#### Provided entries ####

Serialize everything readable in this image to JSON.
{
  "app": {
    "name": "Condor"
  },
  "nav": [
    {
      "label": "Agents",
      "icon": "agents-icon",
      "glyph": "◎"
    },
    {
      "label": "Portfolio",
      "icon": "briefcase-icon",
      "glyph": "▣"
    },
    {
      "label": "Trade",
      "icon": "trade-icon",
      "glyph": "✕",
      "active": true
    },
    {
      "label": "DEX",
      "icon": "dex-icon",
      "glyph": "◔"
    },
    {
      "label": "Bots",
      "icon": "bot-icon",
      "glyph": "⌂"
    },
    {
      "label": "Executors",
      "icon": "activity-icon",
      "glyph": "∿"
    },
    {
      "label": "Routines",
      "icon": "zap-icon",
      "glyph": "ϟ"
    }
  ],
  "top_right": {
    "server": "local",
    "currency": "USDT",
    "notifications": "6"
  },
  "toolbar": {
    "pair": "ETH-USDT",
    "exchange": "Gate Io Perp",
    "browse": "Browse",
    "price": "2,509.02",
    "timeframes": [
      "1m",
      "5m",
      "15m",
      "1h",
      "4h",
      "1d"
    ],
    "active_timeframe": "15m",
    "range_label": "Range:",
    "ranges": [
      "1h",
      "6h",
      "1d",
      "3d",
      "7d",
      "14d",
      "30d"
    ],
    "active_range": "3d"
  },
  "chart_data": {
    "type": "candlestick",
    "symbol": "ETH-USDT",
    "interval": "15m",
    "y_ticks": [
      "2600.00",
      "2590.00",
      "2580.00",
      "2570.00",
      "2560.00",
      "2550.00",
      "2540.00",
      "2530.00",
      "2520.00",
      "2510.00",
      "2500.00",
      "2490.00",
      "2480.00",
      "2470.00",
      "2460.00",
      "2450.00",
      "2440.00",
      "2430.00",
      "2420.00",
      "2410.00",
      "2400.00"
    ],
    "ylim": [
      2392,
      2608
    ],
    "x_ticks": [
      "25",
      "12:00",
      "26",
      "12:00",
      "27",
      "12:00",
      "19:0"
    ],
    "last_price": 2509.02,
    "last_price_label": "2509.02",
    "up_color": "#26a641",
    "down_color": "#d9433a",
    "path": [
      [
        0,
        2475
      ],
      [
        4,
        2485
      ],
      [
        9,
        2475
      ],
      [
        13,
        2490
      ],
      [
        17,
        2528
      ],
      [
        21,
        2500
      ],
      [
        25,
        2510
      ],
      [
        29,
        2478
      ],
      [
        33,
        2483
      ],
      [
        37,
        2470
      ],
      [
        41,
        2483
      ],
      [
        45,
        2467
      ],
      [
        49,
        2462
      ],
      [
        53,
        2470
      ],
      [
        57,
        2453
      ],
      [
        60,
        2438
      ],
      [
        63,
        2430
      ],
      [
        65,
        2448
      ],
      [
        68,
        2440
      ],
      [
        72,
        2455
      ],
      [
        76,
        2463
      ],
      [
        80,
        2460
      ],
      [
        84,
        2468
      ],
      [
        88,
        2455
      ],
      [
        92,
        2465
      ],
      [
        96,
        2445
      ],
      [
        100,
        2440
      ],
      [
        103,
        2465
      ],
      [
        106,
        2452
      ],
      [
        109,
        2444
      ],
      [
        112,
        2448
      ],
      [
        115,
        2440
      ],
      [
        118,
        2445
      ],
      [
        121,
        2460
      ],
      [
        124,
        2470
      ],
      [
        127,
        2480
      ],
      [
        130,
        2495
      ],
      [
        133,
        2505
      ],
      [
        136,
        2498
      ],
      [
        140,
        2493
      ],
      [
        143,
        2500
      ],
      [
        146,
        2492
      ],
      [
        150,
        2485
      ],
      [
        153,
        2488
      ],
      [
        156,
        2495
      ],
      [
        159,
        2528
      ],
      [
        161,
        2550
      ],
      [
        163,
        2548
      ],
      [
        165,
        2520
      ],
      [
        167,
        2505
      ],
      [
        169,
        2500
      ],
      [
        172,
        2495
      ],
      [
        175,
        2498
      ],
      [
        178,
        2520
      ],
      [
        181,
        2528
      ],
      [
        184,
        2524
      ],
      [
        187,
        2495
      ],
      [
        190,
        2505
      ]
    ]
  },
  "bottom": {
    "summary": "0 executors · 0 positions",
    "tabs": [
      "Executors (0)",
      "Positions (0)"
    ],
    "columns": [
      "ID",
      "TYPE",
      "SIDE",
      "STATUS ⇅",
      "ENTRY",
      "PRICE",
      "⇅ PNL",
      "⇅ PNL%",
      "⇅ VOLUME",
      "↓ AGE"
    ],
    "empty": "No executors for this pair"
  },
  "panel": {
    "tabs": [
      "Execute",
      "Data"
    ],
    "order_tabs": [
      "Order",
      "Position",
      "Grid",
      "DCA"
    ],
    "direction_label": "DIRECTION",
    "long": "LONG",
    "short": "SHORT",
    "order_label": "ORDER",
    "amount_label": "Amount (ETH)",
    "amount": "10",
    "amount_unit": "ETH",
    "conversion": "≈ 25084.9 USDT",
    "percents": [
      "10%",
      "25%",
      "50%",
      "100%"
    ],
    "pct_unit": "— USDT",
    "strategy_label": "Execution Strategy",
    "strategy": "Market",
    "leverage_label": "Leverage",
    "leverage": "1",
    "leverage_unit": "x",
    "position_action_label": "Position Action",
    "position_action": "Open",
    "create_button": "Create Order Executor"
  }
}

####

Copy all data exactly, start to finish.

- Exercise result
Serialize everything readable in this image to JSON.
{
  "app": {
    "name": "Condor"
  },
  "nav": [
    {
      "label": "Agents",
      "icon": "agents-icon",
      "glyph": "◎"
    },
    {
      "label": "Portfolio",
      "icon": "briefcase-icon",
      "glyph": "▣"
    },
    {
      "label": "Trade",
      "icon": "trade-icon",
      "glyph": "✕",
      "active": true
    },
    {
      "label": "DEX",
      "icon": "dex-icon",
      "glyph": "◔"
    },
    {
      "label": "Bots",
      "icon": "bot-icon",
      "glyph": "⌂"
    },
    {
      "label": "Executors",
      "icon": "activity-icon",
      "glyph": "∿"
    },
    {
      "label": "Routines",
      "icon": "zap-icon",
      "glyph": "ϟ"
    }
  ],
  "top_right": {
    "server": "local",
    "currency": "USDT",
    "notifications": "6"
  },
  "toolbar": {
    "pair": "ETH-USDT",
    "exchange": "Gate Io Perp",
    "browse": "Browse",
    "price": "2,509.02",
    "timeframes": [
      "1m",
      "5m",
      "15m",
      "1h",
      "4h",
      "1d"
    ],
    "active_timeframe": "15m",
    "range_label": "Range:",
    "ranges": [
      "1h",
      "6h",
      "1d",
      "3d",
      "7d",
      "14d",
      "30d"
    ],
    "active_range": "3d"
  },
  "chart_data": {
    "type": "candlestick",
    "symbol": "ETH-USDT",
    "interval": "15m",
    "y_ticks": [
      "2600.00",
      "2590.00",
      "2580.00",
      "2570.00",
      "2560.00",
      "2550.00",
      "2540.00",
      "2530.00",
      "2520.00",
      "2510.00",
      "2500.00",
      "2490.00",
      "2480.00",
      "2470.00",
      "2460.00",
      "2450.00",
      "2440.00",
      "2430.00",
      "2420.00",
      "2410.00",
      "2400.00"
    ],
    "ylim": [
      2392,
      2608
    ],
    "x_ticks": [
      "25",
      "12:00",
      "26",
      "12:00",
      "27",
      "12:00",
      "19:0"
    ],
    "last_price": 2509.02,
    "last_price_label": "2509.02",
    "up_color": "#26a641",
    "down_color": "#d9433a",
    "path": [
      [
        0,
        2475
      ],
      [
        4,
        2485
      ],
      [
        9,
        2475
      ],
      [
        13,
        2490
      ],
      [
        17,
        2528
      ],
      [
        21,
        2500
      ],
      [
        25,
        2510
      ],
      [
        29,
        2478
      ],
      [
        33,
        2483
      ],
      [
        37,
        2470
      ],
      [
        41,
        2483
      ],
      [
        45,
        2467
      ],
      [
        49,
        2462
      ],
      [
        53,
        2470
      ],
      [
        57,
        2453
      ],
      [
        60,
        2438
      ],
      [
        63,
        2430
      ],
      [
        65,
        2448
      ],
      [
        68,
        2440
      ],
      [
        72,
        2455
      ],
      [
        76,
        2463
      ],
      [
        80,
        2460
      ],
      [
        84,
        2468
      ],
      [
        88,
        2455
      ],
      [
        92,
        2465
      ],
      [
        96,
        2445
      ],
      [
        100,
        2440
      ],
      [
        103,
        2465
      ],
      [
        106,
        2452
      ],
      [
        109,
        2444
      ],
      [
        112,
        2448
      ],
      [
        115,
        2440
      ],
      [
        118,
        2445
      ],
      [
        121,
        2460
      ],
      [
        124,
        2470
      ],
      [
        127,
        2480
      ],
      [
        130,
        2495
      ],
      [
        133,
        2505
      ],
      [
        136,
        2498
      ],
      [
        140,
        2493
      ],
      [
        143,
        2500
      ],
      [
        146,
        2492
      ],
      [
        150,
        2485
      ],
      [
        153,
        2488
      ],
      [
        156,
        2495
      ],
      [
        159,
        2528
      ],
      [
        161,
        2550
      ],
      [
        163,
        2548
      ],
      [
        165,
        2520
      ],
      [
        167,
        2505
      ],
      [
        169,
        2500
      ],
      [
        172,
        2495
      ],
      [
        175,
        2498
      ],
      [
        178,
        2520
      ],
      [
        181,
        2528
      ],
      [
        184,
        2524
      ],
      [
        187,
        2495
      ],
      [
        190,
        2505
      ]
    ]
  },
  "bottom": {
    "summary": "0 executors · 0 positions",
    "tabs": [
      "Executors (0)",
      "Positions (0)"
    ],
    "columns": [
      "ID",
      "TYPE",
      "SIDE",
      "STATUS ⇅",
      "ENTRY",
      "PRICE",
      "⇅ PNL",
      "⇅ PNL%",
      "⇅ VOLUME",
      "↓ AGE"
    ],
    "empty": "No executors for this pair"
  },
  "panel": {
    "tabs": [
      "Execute",
      "Data"
    ],
    "order_tabs": [
      "Order",
      "Position",
      "Grid",
      "DCA"
    ],
    "direction_label": "DIRECTION",
    "long": "LONG",
    "short": "SHORT",
    "order_label": "ORDER",
    "amount_label": "Amount (ETH)",
    "amount": "10",
    "amount_unit": "ETH",
    "conversion": "≈ 25084.9 USDT",
    "percents": [
      "10%",
      "25%",
      "50%",
      "100%"
    ],
    "pct_unit": "— USDT",
    "strategy_label": "Execution Strategy",
    "strategy": "Market",
    "leverage_label": "Leverage",
    "leverage": "1",
    "leverage_unit": "x",
    "position_action_label": "Position Action",
    "position_action": "Open",
    "create_button": "Create Order Executor"
  }
}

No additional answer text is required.